Start of Block

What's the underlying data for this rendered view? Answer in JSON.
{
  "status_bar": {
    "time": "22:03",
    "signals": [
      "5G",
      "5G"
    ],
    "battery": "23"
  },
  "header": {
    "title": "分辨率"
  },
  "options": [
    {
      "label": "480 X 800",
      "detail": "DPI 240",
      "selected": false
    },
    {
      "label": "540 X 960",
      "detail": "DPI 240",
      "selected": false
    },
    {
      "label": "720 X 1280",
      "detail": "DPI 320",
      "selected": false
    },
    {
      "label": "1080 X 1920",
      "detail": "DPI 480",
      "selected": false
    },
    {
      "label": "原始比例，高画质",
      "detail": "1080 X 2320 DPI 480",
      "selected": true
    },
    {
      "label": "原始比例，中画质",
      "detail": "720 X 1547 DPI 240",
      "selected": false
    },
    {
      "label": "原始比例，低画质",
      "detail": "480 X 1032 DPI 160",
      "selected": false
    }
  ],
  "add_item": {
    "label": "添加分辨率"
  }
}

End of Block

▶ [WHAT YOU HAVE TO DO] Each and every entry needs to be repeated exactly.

▶ [RESULT]
What's the underlying data for this rendered view? Answer in JSON.
{
  "status_bar": {
    "time": "22:03",
    "signals": [
      "5G",
      "5G"
    ],
    "battery": "23"
  },
  "header": {
    "title": "分辨率"
  },
  "options": [
    {
      "label": "480 X 800",
      "detail": "DPI 240",
      "selected": false
    },
    {
      "label": "540 X 960",
      "detail": "DPI 240",
      "selected": false
    },
    {
      "label": "720 X 1280",
      "detail": "DPI 320",
      "selected": false
    },
    {
      "label": "1080 X 1920",
      "detail": "DPI 480",
      "selected": false
    },
    {
      "label": "原始比例，高画质",
      "detail": "1080 X 2320 DPI 480",
      "selected": true
    },
    {
      "label": "原始比例，中画质",
      "detail": "720 X 1547 DPI 240",
      "selected": false
    },
    {
      "label": "原始比例，低画质",
      "detail": "480 X 1032 DPI 160",
      "selected": false
    }
  ],
  "add_item": {
    "label": "添加分辨率"
  }
}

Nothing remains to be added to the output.